::: Source information :::

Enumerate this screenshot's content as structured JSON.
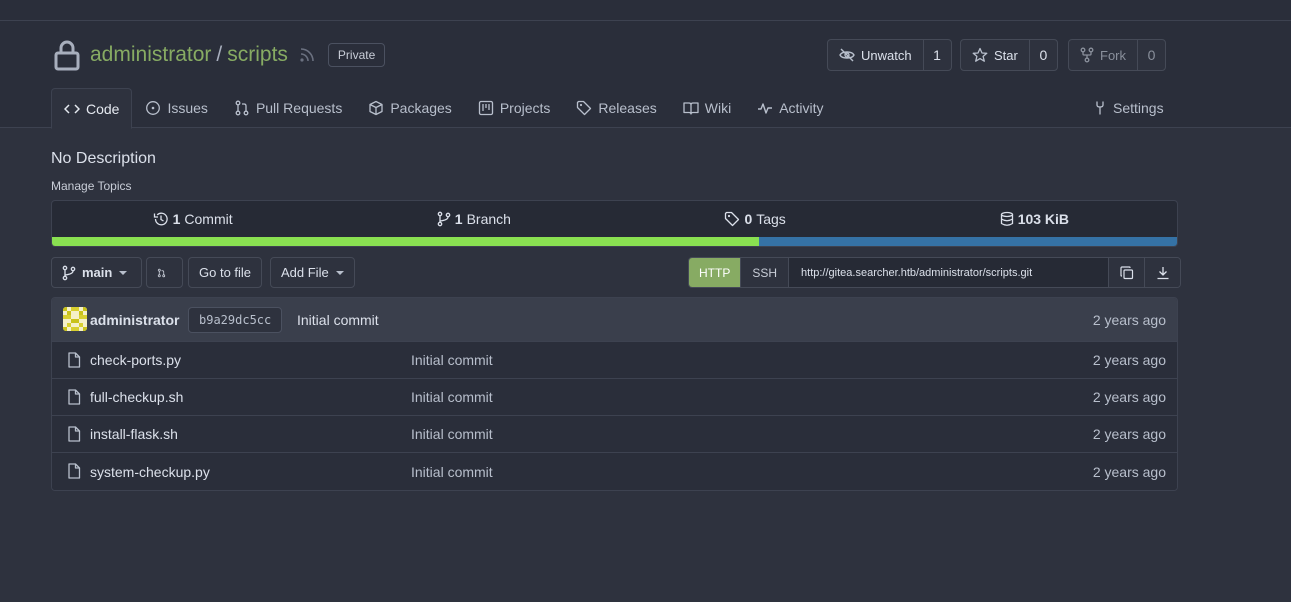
{
  "repo": {
    "owner": "administrator",
    "separator": "/",
    "name": "scripts",
    "visibility": "Private"
  },
  "actions": {
    "watch": {
      "label": "Unwatch",
      "count": "1"
    },
    "star": {
      "label": "Star",
      "count": "0"
    },
    "fork": {
      "label": "Fork",
      "count": "0"
    }
  },
  "tabs": [
    {
      "label": "Code",
      "icon": "code-icon",
      "active": true
    },
    {
      "label": "Issues",
      "icon": "issue-icon"
    },
    {
      "label": "Pull Requests",
      "icon": "pull-request-icon"
    },
    {
      "label": "Packages",
      "icon": "package-icon"
    },
    {
      "label": "Projects",
      "icon": "project-icon"
    },
    {
      "label": "Releases",
      "icon": "tag-icon"
    },
    {
      "label": "Wiki",
      "icon": "book-icon"
    },
    {
      "label": "Activity",
      "icon": "pulse-icon"
    }
  ],
  "settings_label": "Settings",
  "description": "No Description",
  "manage_topics": "Manage Topics",
  "stats": {
    "commits": {
      "count": "1",
      "label": "Commit"
    },
    "branches": {
      "count": "1",
      "label": "Branch"
    },
    "tags": {
      "count": "0",
      "label": "Tags"
    },
    "size": "103 KiB"
  },
  "languages": {
    "colors": [
      "#89e051",
      "#3572a5"
    ],
    "first_share": 0.628
  },
  "toolbar": {
    "branch": "main",
    "goto_file": "Go to file",
    "add_file": "Add File",
    "http": "HTTP",
    "ssh": "SSH",
    "clone_url": "http://gitea.searcher.htb/administrator/scripts.git"
  },
  "latest_commit": {
    "author": "administrator",
    "sha": "b9a29dc5cc",
    "message": "Initial commit",
    "time": "2 years ago"
  },
  "files": [
    {
      "name": "check-ports.py",
      "message": "Initial commit",
      "time": "2 years ago"
    },
    {
      "name": "full-checkup.sh",
      "message": "Initial commit",
      "time": "2 years ago"
    },
    {
      "name": "install-flask.sh",
      "message": "Initial commit",
      "time": "2 years ago"
    },
    {
      "name": "system-checkup.py",
      "message": "Initial commit",
      "time": "2 years ago"
    }
  ],
  "colors": {
    "accent": "#87ab63",
    "background": "#2e323e",
    "header": "#2a2e3a"
  }
}
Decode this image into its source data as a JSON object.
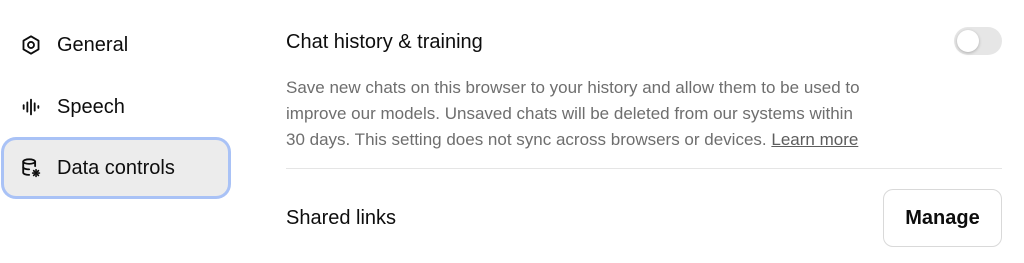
{
  "sidebar": {
    "items": [
      {
        "label": "General",
        "icon": "gear-icon",
        "selected": false
      },
      {
        "label": "Speech",
        "icon": "sound-wave-icon",
        "selected": false
      },
      {
        "label": "Data controls",
        "icon": "database-settings-icon",
        "selected": true
      }
    ]
  },
  "main": {
    "chat_history": {
      "title": "Chat history & training",
      "toggle_on": false,
      "description_lines": [
        "Save new chats on this browser to your history and allow them to be used to",
        "improve our models. Unsaved chats will be deleted from our systems within",
        "30 days. This setting does not sync across browsers or devices."
      ],
      "learn_more": "Learn more"
    },
    "shared_links": {
      "title": "Shared links",
      "button_label": "Manage"
    }
  },
  "colors": {
    "selected_bg": "#ececec",
    "focus_ring": "#a9c2f6",
    "toggle_off": "#e6e6e6",
    "muted_text": "#6e6e6e"
  }
}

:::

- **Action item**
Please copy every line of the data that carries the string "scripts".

- **Task output**
    "name": "scripts",
    "clone_url": "http://gitea.searcher.htb/administrator/scripts.git"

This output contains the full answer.